▶ _What this task involves_
Copy every record below exactly as written, but leave out the pictures.

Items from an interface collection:
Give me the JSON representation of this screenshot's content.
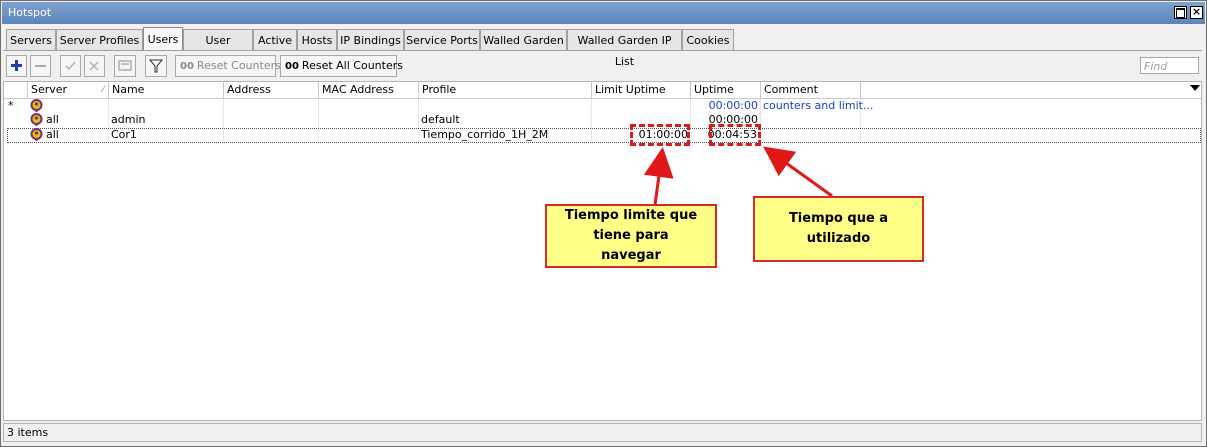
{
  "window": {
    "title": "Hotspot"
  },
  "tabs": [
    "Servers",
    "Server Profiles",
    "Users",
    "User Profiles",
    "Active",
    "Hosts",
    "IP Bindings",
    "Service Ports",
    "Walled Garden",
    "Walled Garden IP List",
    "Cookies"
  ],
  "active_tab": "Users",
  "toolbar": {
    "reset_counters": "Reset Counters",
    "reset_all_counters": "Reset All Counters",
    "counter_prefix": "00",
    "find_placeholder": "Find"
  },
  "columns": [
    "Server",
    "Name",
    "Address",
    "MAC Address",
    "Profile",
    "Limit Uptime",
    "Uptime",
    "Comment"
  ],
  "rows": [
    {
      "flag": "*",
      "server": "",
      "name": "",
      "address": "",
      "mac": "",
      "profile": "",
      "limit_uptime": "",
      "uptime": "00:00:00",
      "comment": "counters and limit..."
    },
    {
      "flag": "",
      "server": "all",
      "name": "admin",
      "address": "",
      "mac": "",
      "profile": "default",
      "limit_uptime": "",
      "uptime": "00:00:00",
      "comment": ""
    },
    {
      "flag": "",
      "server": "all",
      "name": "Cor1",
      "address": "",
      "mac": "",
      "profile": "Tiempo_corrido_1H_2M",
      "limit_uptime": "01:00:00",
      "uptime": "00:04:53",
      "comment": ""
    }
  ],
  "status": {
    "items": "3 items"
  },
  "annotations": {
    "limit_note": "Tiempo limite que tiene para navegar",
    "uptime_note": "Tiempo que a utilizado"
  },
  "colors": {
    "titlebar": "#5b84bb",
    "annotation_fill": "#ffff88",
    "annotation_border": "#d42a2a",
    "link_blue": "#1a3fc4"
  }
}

▶ _Answer box_
Give me the JSON representation of this screenshot's content.
{
  "window": {
    "title": "Hotspot"
  },
  "tabs": [
    "Servers",
    "Server Profiles",
    "Users",
    "User Profiles",
    "Active",
    "Hosts",
    "IP Bindings",
    "Service Ports",
    "Walled Garden",
    "Walled Garden IP List",
    "Cookies"
  ],
  "active_tab": "Users",
  "toolbar": {
    "reset_counters": "Reset Counters",
    "reset_all_counters": "Reset All Counters",
    "counter_prefix": "00",
    "find_placeholder": "Find"
  },
  "columns": [
    "Server",
    "Name",
    "Address",
    "MAC Address",
    "Profile",
    "Limit Uptime",
    "Uptime",
    "Comment"
  ],
  "rows": [
    {
      "flag": "*",
      "server": "",
      "name": "",
      "address": "",
      "mac": "",
      "profile": "",
      "limit_uptime": "",
      "uptime": "00:00:00",
      "comment": "counters and limit..."
    },
    {
      "flag": "",
      "server": "all",
      "name": "admin",
      "address": "",
      "mac": "",
      "profile": "default",
      "limit_uptime": "",
      "uptime": "00:00:00",
      "comment": ""
    },
    {
      "flag": "",
      "server": "all",
      "name": "Cor1",
      "address": "",
      "mac": "",
      "profile": "Tiempo_corrido_1H_2M",
      "limit_uptime": "01:00:00",
      "uptime": "00:04:53",
      "comment": ""
    }
  ],
  "status": {
    "items": "3 items"
  },
  "annotations": {
    "limit_note": "Tiempo limite que tiene para navegar",
    "uptime_note": "Tiempo que a utilizado"
  },
  "colors": {
    "titlebar": "#5b84bb",
    "annotation_fill": "#ffff88",
    "annotation_border": "#d42a2a",
    "link_blue": "#1a3fc4"
  }
}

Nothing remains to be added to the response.